Others of you remember very different days here at St. Luke’s, when the pews were fuller and families were more settled. Times when you knew everybody’s names, and they knew yours, and you had relationships that went back decades. When everyone knew the same songs, and loved the same food, and cherished the same traditions. You may be longing for the blessings of a church that can preserve the treasures of the past in spite of all that’s changing in the present.

I spent the last two days with your Church Council and the members of the Strategic Listening Team as they read through and discussed all the feedback and stories they gleaned from each of you through the last three months of interviews about your experience of St. Luke’s. Here’s what I want you to know: you have an incredible Church Council that cares very much about you and your families, that wants to preserve this congregation’s legacy even as it shapes its future. Many of you already know this, because you have taken a turn or two on Council, and you know how hard, but also how rewarding, that work can be. They have heard your calls for improved ministry to children and families, they have heard the need for small groups and social gatherings that make it easier for newcomers to find a home in the congregation, they have heard your concerns about the state of our property and your questions about how much longer we can sustain it. They are wrestling, and wrestling, and wrestling — so much so that it feels like they’ve been wrestling all night long, holding on for a blessing. As they continue to work, as they listen to your input and invite your participation in plotting the course for our shared future, the question before them is the same question God put to Jacob:

What is your name?

Who are we?  Not “who do we wish we were?” Not even “who do we think we ought to be?”  But, “who are we?” What is our name? What is our identity? We see the blessings God has prepared for our brothers and sisters elsewhere, we may even covet them, but God has a blessing in store for us as well — a blessing that is already present among us, like loaves and fishes, a blessing that is more than enough for the future into which God is calling us.

The next day, after wrestling with God all night long, a struggle that left Jacob with a limp for the rest of his days, he went out to meet his brother and see what the future held. In the distance he could see Esau and the four hundred men advancing on him, but once they were close enough to see each other face to face, Esau ran to met Jacob and fell into his arms and together they wept for all that had passed between them. Jacob blessed Esau, saying, “please accept my blessing that is brought to you, because God has dealt graciously with me, and because I have enough.” (Gen. 33:11)

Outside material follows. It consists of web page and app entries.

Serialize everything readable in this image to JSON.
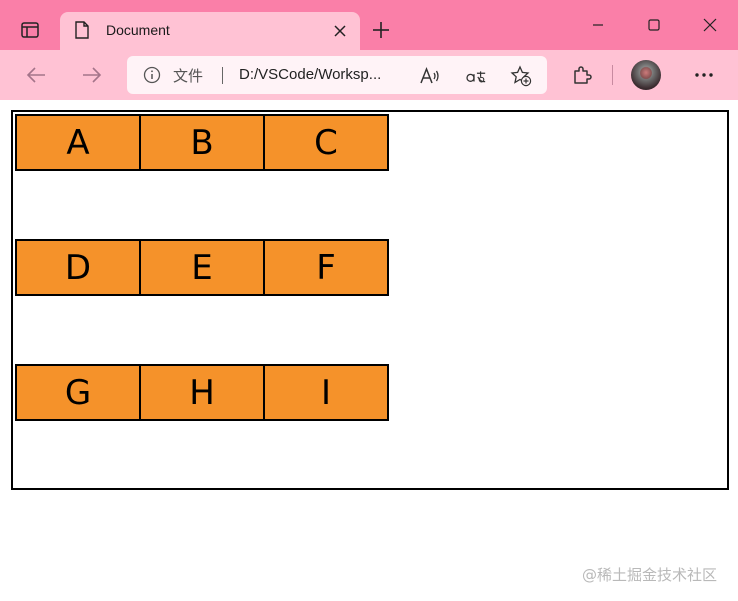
{
  "browser": {
    "tab_title": "Document",
    "address": {
      "site_label": "文件",
      "url": "D:/VSCode/Worksp..."
    }
  },
  "page": {
    "cells": [
      {
        "label": "A"
      },
      {
        "label": "B"
      },
      {
        "label": "C"
      },
      {
        "label": "D"
      },
      {
        "label": "E"
      },
      {
        "label": "F"
      },
      {
        "label": "G"
      },
      {
        "label": "H"
      },
      {
        "label": "I"
      }
    ]
  },
  "watermark": "@稀土掘金技术社区",
  "colors": {
    "titlebar": "#fa7fa8",
    "toolbar": "#ffc2d4",
    "cell_fill": "#f5922a",
    "cell_border": "#000000"
  }
}
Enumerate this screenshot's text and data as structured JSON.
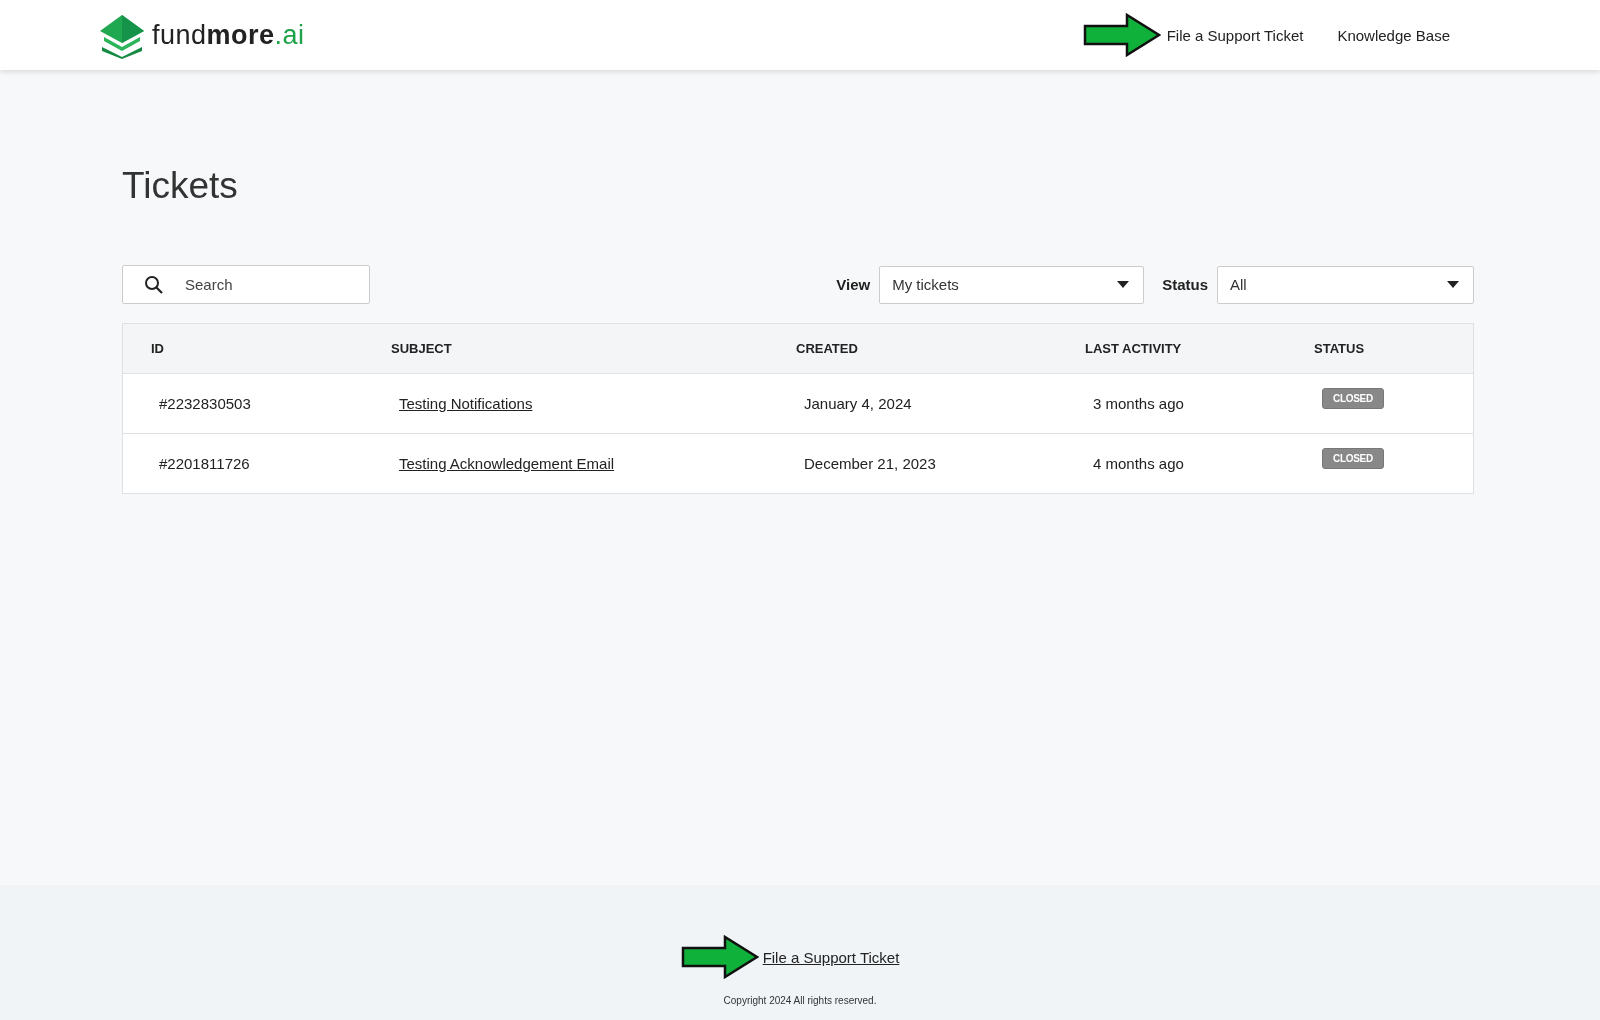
{
  "header": {
    "logo": {
      "light": "fund",
      "bold": "more",
      "accent": ".ai"
    },
    "nav": [
      {
        "label": "File a Support Ticket",
        "annotated": true
      },
      {
        "label": "Knowledge Base",
        "annotated": false
      }
    ]
  },
  "page_title": "Tickets",
  "search": {
    "placeholder": "Search"
  },
  "filters": [
    {
      "label": "View",
      "value": "My tickets"
    },
    {
      "label": "Status",
      "value": "All"
    }
  ],
  "table": {
    "columns": [
      "ID",
      "SUBJECT",
      "CREATED",
      "LAST ACTIVITY",
      "STATUS"
    ],
    "rows": [
      {
        "id": "#2232830503",
        "subject": "Testing Notifications",
        "created": "January 4, 2024",
        "last_activity": "3 months ago",
        "status": "CLOSED"
      },
      {
        "id": "#2201811726",
        "subject": "Testing Acknowledgement Email",
        "created": "December 21, 2023",
        "last_activity": "4 months ago",
        "status": "CLOSED"
      }
    ]
  },
  "footer": {
    "link": {
      "label": "File a Support Ticket",
      "annotated": true
    },
    "copyright": "Copyright 2024 All rights reserved."
  }
}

Friends, that is the spirit in which we will find our blessings.  When we can look at ourselves in the mirror, accept ourselves for who we are and who God created us to be, when we can stop coveting the blessings of our brothers and sisters and can instead count the blessings God has already given each one of us; when, out of gratitude we can release all we may have been hiding or hoarding for the sake of those in need, those who are all — in the final analysis — our sisters and brothers, then there will be enough to care for the whole world and more.